New Delhi, May 14 :
The Supreme Court has said a person could not be detained for a period beyond the provisions of law, more so when he is not facing trial as it would amount to taking away that person’s liberties.
The court noted that if a person is detained under the provisions of an act but is not facing trial, this “amounts to curtailment of his liberties and denial of civil rights. In such cases, whether continuous detention of such person is necessary or not, is to be assessed and reviewed from time to time,” said the apex court bench of Justice Ranjana Prakash Desai and Justice N.V. Ramana said in their judgment last week.
The court said while quashing the detention order issued by the Andhra Pradesh government sending one Narendra Chowdari to preventive detention for 12 months in one go under the Andhra Pradesh Prevention of Dangerous Activities of Bootleggers, Dacoits, Drug Offenders, Goondas, Immoral Traffic Offenders and Land Grabbers Act, 1986.
Section 3 of this act says a person could not be placed under preventive detention for a period not exceeding three months.
Chowdari was placed under detention Oct 5, 2013. He had 11 cases against him.
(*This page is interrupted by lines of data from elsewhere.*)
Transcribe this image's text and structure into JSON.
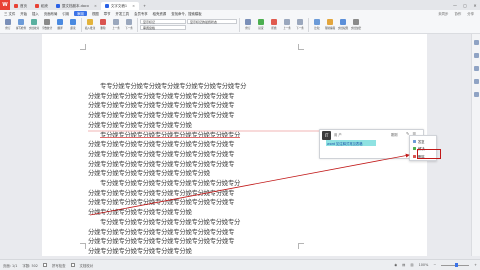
{
  "titlebar": {
    "tabs": [
      {
        "label": "首页",
        "icon": "home-icon",
        "color": "#e84135"
      },
      {
        "label": "稻壳",
        "icon": "docer-icon",
        "color": "#e84135"
      },
      {
        "label": "整文档副本.docx",
        "icon": "doc-icon",
        "color": "#2b62e6"
      },
      {
        "label": "文字文稿1",
        "icon": "doc-icon",
        "color": "#2b62e6"
      }
    ]
  },
  "menubar": {
    "items": [
      "三 文件",
      "开始",
      "插入",
      "页面布局",
      "引用",
      "审阅",
      "视图",
      "章节",
      "开发工具",
      "会员专享",
      "稻壳资源",
      "查找命令、搜索模板"
    ],
    "active_index": 5,
    "right": [
      "未同步",
      "协作",
      "分享"
    ]
  },
  "toolbar": {
    "groups1": [
      "修订",
      "拼写检查",
      "文档校对",
      "字数统计",
      "翻译",
      "朗读"
    ],
    "groups2": [
      "插入批注",
      "删除",
      "上一条",
      "下一条"
    ],
    "labels3": [
      "显示标记",
      "审阅窗格",
      "显示标记的最终状态"
    ],
    "groups4": [
      "修订",
      "接受",
      "拒绝",
      "上一条",
      "下一条"
    ],
    "groups5": [
      "比较",
      "限制编辑",
      "文档权限",
      "文档加密"
    ]
  },
  "document": {
    "lines": [
      {
        "text": "专专分娩专分娩专分娩专分娩专分娩专分娩专分娩专分",
        "indent": true
      },
      {
        "text": "分娩专分娩专分娩专分娩专分娩专分娩专分娩专分娩专",
        "indent": false
      },
      {
        "text": "分娩专分娩专分娩专分娩专分娩专分娩专分娩专分娩专",
        "indent": false
      },
      {
        "text": "分娩专分娩专分娩专分娩专分娩专分娩专分娩专分娩专",
        "indent": false
      },
      {
        "text": "分娩专分娩专分娩专分娩专分娩专分娩",
        "indent": false
      },
      {
        "text": "专分娩专分娩专分娩专分娩专分娩专分娩专分娩专分",
        "indent": true
      },
      {
        "text": "分娩专分娩专分娩专分娩专分娩专分娩专分娩专分娩专",
        "indent": false
      },
      {
        "text": "分娩专分娩专分娩专分娩专分娩专分娩专分娩专分娩专",
        "indent": false
      },
      {
        "text": "分娩专分娩专分娩专分娩专分娩专分娩专分娩专分娩专",
        "indent": false
      },
      {
        "text": "分娩专分娩专分娩专分娩专分娩专分娩专分娩",
        "indent": false
      },
      {
        "text": "专分娩专分娩专分娩专分娩专分娩专分娩专分娩专分",
        "indent": true
      },
      {
        "text": "分娩专分娩专分娩专分娩专分娩专分娩专分娩专分娩专",
        "indent": false
      },
      {
        "text": "分娩专分娩专分娩专分娩专分娩专分娩专分娩专分娩专",
        "indent": false
      },
      {
        "text": "分娩专分娩专分娩专分娩专分娩专分娩",
        "indent": false
      },
      {
        "text": "专分娩专分娩专分娩专分娩专分娩专分娩专分娩专分",
        "indent": true
      },
      {
        "text": "分娩专分娩专分娩专分娩专分娩专分娩专分娩专分娩专",
        "indent": false
      },
      {
        "text": "分娩专分娩专分娩专分娩专分娩专分娩专分娩专分娩专",
        "indent": false
      },
      {
        "text": "分娩专分娩专分娩专分娩专分娩专分娩",
        "indent": false
      }
    ]
  },
  "comment": {
    "avatar": "IT",
    "author": "用 户",
    "time": "刚刚",
    "body": "word 如注释式常见表格",
    "highlight_color": "#8fe2e2"
  },
  "dropdown": {
    "items": [
      {
        "label": "答复",
        "icon": "reply-icon"
      },
      {
        "label": "解决",
        "icon": "resolve-icon"
      },
      {
        "label": "删除",
        "icon": "delete-icon"
      }
    ]
  },
  "annotation": {
    "color": "#c11818"
  },
  "statusbar": {
    "page": "页面: 1/1",
    "words": "字数: 502",
    "spell": "拼写检查",
    "compat": "文档校对",
    "zoom": "100%"
  }
}
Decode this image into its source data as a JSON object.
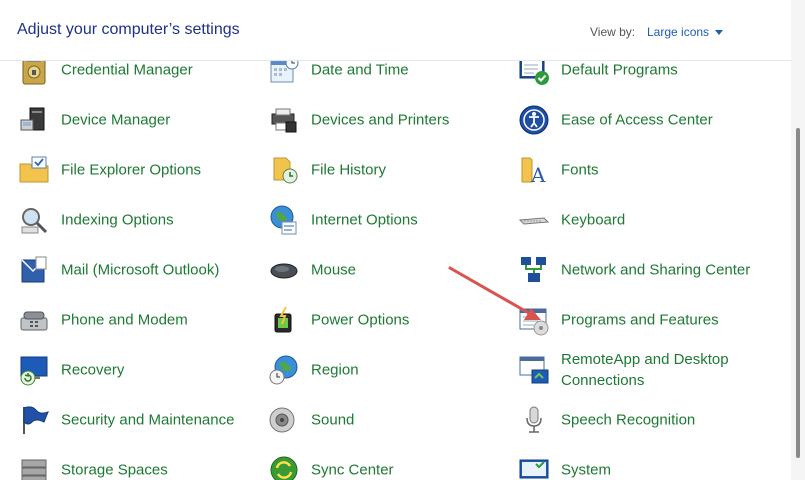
{
  "header": {
    "title": "Adjust your computer’s settings",
    "view_by_label": "View by:",
    "view_by_value": "Large icons"
  },
  "items": {
    "credential_manager": "Credential Manager",
    "date_and_time": "Date and Time",
    "default_programs": "Default Programs",
    "device_manager": "Device Manager",
    "devices_and_printers": "Devices and Printers",
    "ease_of_access": "Ease of Access Center",
    "file_explorer_options": "File Explorer Options",
    "file_history": "File History",
    "fonts": "Fonts",
    "indexing_options": "Indexing Options",
    "internet_options": "Internet Options",
    "keyboard": "Keyboard",
    "mail": "Mail (Microsoft Outlook)",
    "mouse": "Mouse",
    "network_sharing": "Network and Sharing Center",
    "phone_modem": "Phone and Modem",
    "power_options": "Power Options",
    "programs_features": "Programs and Features",
    "recovery": "Recovery",
    "region": "Region",
    "remoteapp": "RemoteApp and Desktop Connections",
    "security_maintenance": "Security and Maintenance",
    "sound": "Sound",
    "speech_recognition": "Speech Recognition",
    "storage_spaces": "Storage Spaces",
    "sync_center": "Sync Center",
    "system": "System"
  },
  "colors": {
    "title": "#1e3287",
    "link": "#1d7a33",
    "accent": "#1e5bb8",
    "annotation_arrow": "#d9534f"
  }
}
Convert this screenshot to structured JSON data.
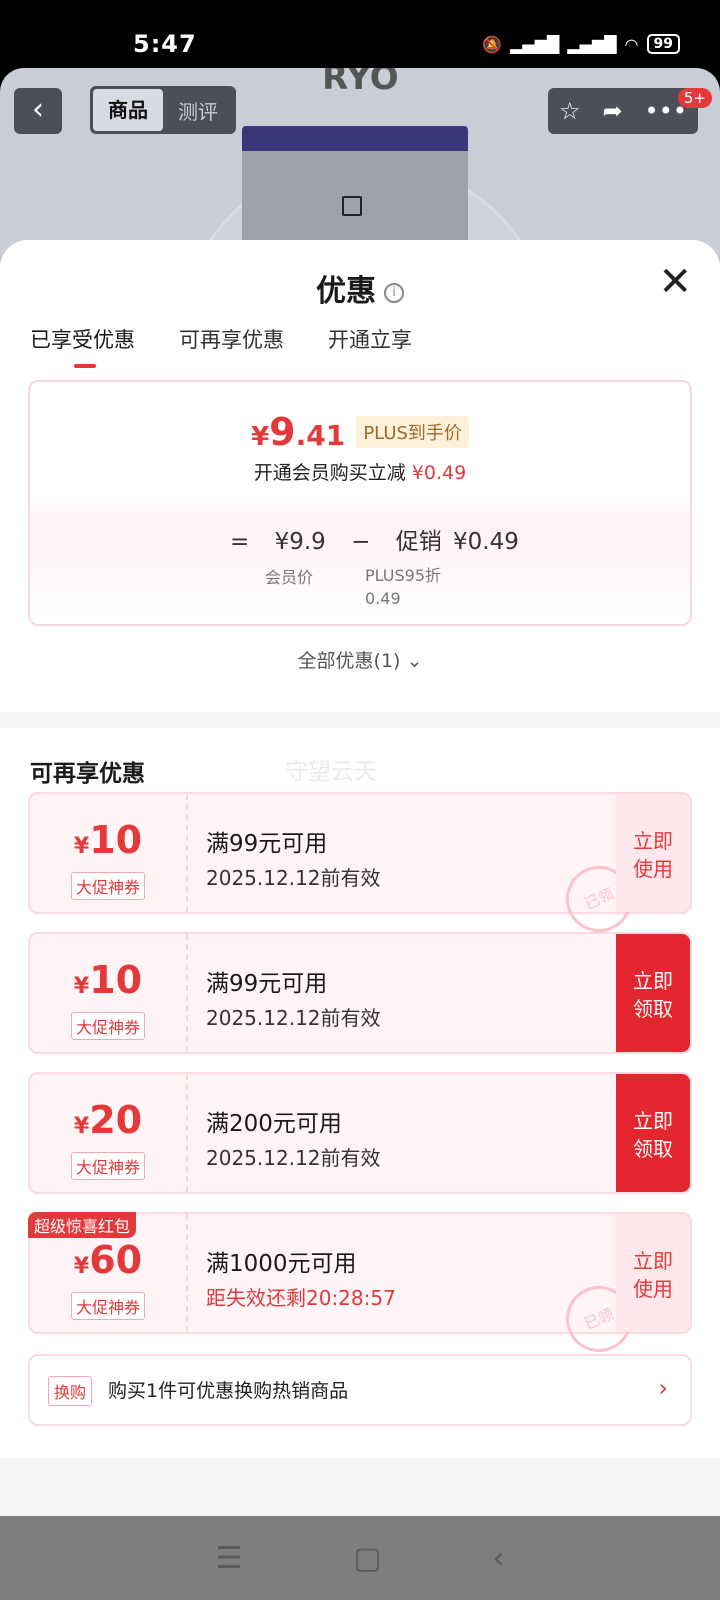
{
  "status": {
    "time": "5:47",
    "battery": "99"
  },
  "product": {
    "brand": "RYO",
    "tabs": [
      "商品",
      "测评"
    ],
    "cart_badge": "5+"
  },
  "sheet": {
    "title": "优惠",
    "tabs": [
      "已享受优惠",
      "可再享优惠",
      "开通立享"
    ],
    "price_integer": "9",
    "price_decimal": ".41",
    "currency": "¥",
    "plus_tag": "PLUS到手价",
    "member_line": "开通会员购买立减",
    "member_saving": "¥0.49",
    "equation": {
      "eq": "=",
      "member_price": "¥9.9",
      "minus": "−",
      "promo_label": "促销",
      "promo_value": "¥0.49"
    },
    "member_price_label": "会员价",
    "plus_discount_label": "PLUS95折",
    "plus_discount_value": "0.49",
    "all_offers": "全部优惠(1)"
  },
  "more": {
    "title": "可再享优惠",
    "watermark": "守望云天",
    "coupons": [
      {
        "amount": "10",
        "tag": "大促神券",
        "cond": "满99元可用",
        "valid": "2025.12.12前有效",
        "action": "立即使用",
        "stamp": "已领"
      },
      {
        "amount": "10",
        "tag": "大促神券",
        "cond": "满99元可用",
        "valid": "2025.12.12前有效",
        "action": "立即领取"
      },
      {
        "amount": "20",
        "tag": "大促神券",
        "cond": "满200元可用",
        "valid": "2025.12.12前有效",
        "action": "立即领取"
      },
      {
        "amount": "60",
        "tag": "大促神券",
        "cond": "满1000元可用",
        "valid": "距失效还剩20:28:57",
        "action": "立即使用",
        "ribbon": "超级惊喜红包",
        "stamp": "已领"
      }
    ],
    "swap": {
      "tag": "换购",
      "text": "购买1件可优惠换购热销商品"
    }
  }
}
The apex court order came on a petition by his wife Cherukuri Mani.
Setting aside his detention order, Justice Ramana, speaking for the bench, said: “Where the law prescribes a thing to be done in a particular manner following a particular procedure, it shall be done in the same manner following the provisions of law, without deviating from the prescribed procedure.
The court said: “When the provisions of Section 3 of the Act clearly mandated the authorities to pass an order of detention at one time for a period not exceeding three months only, the government order in the present case, directing detention of the husband of the appellant for a period of 12 months at a stretch is a clear violation of the prescribed manner and contrary to the provisions of law.”
The government, the court said “cannot direct or extend the period of detention up to the maximum period of 12 months, in one stroke, ignoring the cautious legislative intention that even the order of extension of detention must not exceed three months at any one time.”
Saying the government or competent authorities should not ignore the underlying principles while passing orders of detention or extending it from time to time, the court said: “Passing a detention order for a period of 12 months at a stretch, without proper review, is deterrent to the rights of the détenu.”
Holding the government alone was conferred with the power to extend the period, beyond three months and each extension could not be more than three months, at a time, the court said “if the government intends to detain an individual under the Act for the maximum period of 12 months, there must be an initial order of detention for a period of three months, and at least, three orders of extension for a period not exceeding three months each.”
It said the “legislature has specifically provided the mechanism ‘Advisory Board’ to review the detention of a person”.
Holding the government order sending Chowdari to 12 months’ detention straightway could not be sustained in law, the court rejected the Andhra Pradesh government plea for adjournment beyond the court’s summer vacation, saying détenu has already undergone seven months’ detention and that too without any review.
Noting the high court dismissed the plea of Chowdari’s wife with a “cryptic order”, the court said: “In our considered view, when habeas corpus writ petition is filed, even though the petitioner has not properly framed the petition and not sought appropriate relief, it is expected from the court to at least go into the issue and decide on merits.”
“Normally, in such matters where liberty of a person is at stake, the courts would take a liberal approach in the procedural aspects. But unfortunately in the instant case, the high court has dismissed the writ petition at the threshold itself,” the court said in its judgment.